The kids liked the story about the Council of Trent because of the two bishops who were acting silly. Also, because it took 18 years for this meeting to accomplish all its goals. That’s quite a meeting. Next time you have to sit through a one-hour meeting somewhere, before you complain, remember the Council of Trent. Continue reading »
Chapter 35 dealt with the Renaissance – another dear topic to my heart. I liked how Ms. Bauer explained the new way of thinking and the scientific method. Observation is at the heart of this new way of thinking and one of my children in particular, who loves science, really tuned in for these concepts.
The printing press is the most influential innovation in the history of humanity.
Narration went well and so did the questions. Sharing the markers for coloring – not so much. Sibling rivalry takes on new heights in the afternoon, when they are tired and have had a full day. This week they attend Soccer Camp in the morning. Then, today, it just so happened they had their weekly violin lesson via Skype. Continue reading »
Spain, Portugal, and the New World or Chapter 33 continued the violence theme but from a different perspective. I think it is important for children to understand that Europeans used to look at black-skinned or brown-skinned people as if they were not fully human. Also, that slaves were brought from West Africa and how this was done and why.
Conquistador mask with a pink beard
We got a chance to color a conquistador and to learn the word itself. We made a conquistador mask. My daughter was appalled that the mask had a beard. “I’m a girl! How can I wear this with a beard?” she asked. So she colored the beard pink. Problem solved. Continue reading »
The First Cities of India was a delightful chapter. We listened to it in the car on the way to an appointment. The kids were intrigued by the story of the quail. A week later, I played the chapter again on another trip.
They colored their maps. I chose not to have them color the ceremonial mask. It looks a little scary.
My daughter with her mapwork for Ancient India
My daughter colored the picture of the statue from Mohenjo-Daro, but my son did not. I am beginning to see a pattern here. I really don’t like to enforce coloring for a boy who is into drawing more than coloring. So I let it go.
We made little bricks out of air-drying clay and let them dry overnight.
Rolled Out Clay
Because I did not press their corners down, the bricks dried up with one or two corners tipped up, which made them unstackable. Oh well… I guess we can recycle them into math manipulatives.
Air-Dry Clay Bricks
But I have to say, this project would have been daunting, requiring a lot of patience. The bricks are really thin and it would take a lot of them to build a whole village.

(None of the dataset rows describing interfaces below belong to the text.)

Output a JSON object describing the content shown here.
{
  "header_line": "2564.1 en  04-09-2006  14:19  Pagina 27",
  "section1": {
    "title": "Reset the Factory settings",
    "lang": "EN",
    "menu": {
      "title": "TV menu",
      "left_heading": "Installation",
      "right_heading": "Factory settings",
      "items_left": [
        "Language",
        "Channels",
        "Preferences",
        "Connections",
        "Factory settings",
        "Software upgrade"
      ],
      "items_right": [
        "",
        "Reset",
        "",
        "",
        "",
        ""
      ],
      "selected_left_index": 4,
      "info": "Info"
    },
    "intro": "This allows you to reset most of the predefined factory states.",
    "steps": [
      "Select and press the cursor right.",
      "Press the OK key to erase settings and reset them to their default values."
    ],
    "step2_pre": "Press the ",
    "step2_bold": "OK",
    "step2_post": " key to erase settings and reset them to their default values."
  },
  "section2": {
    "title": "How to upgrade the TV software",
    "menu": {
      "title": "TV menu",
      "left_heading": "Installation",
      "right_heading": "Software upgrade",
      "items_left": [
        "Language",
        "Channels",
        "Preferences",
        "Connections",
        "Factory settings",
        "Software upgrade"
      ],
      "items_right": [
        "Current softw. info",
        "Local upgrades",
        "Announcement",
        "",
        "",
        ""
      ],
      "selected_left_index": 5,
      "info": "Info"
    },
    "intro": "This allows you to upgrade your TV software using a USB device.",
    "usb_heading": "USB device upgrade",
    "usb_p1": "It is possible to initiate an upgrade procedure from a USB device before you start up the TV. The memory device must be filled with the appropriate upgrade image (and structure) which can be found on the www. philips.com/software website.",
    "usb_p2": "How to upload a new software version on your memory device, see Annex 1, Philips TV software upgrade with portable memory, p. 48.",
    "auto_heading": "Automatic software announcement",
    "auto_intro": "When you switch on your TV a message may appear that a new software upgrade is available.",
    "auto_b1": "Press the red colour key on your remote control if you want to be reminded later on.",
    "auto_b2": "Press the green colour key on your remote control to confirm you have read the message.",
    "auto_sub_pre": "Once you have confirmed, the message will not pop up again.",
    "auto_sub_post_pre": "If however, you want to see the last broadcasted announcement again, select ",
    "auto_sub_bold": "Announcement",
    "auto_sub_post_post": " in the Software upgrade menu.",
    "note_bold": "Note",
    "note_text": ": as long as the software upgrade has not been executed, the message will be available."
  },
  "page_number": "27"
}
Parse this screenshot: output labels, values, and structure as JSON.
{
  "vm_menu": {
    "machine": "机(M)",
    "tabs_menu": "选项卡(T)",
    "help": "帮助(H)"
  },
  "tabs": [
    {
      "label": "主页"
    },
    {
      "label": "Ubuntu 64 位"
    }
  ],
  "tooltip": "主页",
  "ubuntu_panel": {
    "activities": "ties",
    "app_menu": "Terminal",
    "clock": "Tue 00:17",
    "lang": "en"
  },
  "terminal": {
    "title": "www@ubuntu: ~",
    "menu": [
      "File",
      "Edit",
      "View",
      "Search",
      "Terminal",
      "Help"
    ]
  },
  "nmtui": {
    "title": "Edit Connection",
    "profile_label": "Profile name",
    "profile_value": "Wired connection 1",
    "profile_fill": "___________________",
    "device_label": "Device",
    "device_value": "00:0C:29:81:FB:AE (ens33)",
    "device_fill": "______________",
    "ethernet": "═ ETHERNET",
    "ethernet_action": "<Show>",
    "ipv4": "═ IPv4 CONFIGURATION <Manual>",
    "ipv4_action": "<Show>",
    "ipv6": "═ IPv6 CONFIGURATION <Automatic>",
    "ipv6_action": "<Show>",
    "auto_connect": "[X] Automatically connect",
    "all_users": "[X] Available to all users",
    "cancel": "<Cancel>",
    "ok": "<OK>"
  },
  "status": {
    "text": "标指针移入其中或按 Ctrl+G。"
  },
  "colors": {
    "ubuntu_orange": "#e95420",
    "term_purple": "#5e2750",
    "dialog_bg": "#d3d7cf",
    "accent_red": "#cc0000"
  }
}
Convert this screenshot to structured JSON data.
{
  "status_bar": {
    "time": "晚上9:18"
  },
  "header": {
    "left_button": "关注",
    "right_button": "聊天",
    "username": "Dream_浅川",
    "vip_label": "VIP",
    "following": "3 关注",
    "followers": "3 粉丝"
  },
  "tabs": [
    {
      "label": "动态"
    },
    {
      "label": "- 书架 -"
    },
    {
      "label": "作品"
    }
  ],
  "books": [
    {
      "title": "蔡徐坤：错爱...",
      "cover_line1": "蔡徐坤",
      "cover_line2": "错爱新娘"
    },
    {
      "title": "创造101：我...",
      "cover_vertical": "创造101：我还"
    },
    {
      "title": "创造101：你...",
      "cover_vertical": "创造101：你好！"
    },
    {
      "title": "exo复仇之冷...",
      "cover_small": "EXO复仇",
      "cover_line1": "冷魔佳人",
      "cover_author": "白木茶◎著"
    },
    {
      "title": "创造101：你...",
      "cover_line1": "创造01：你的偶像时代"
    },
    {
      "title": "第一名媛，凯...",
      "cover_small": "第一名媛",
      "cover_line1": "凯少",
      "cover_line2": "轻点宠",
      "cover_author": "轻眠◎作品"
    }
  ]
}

Just my $.02.
We enjoy our history lessons, but other things get in the way. We will have to catch up in the next semester. But if the next semester happens to be just as busy as this one, we will have to finish our history curriculum during the summer. We homeschool year round anyway.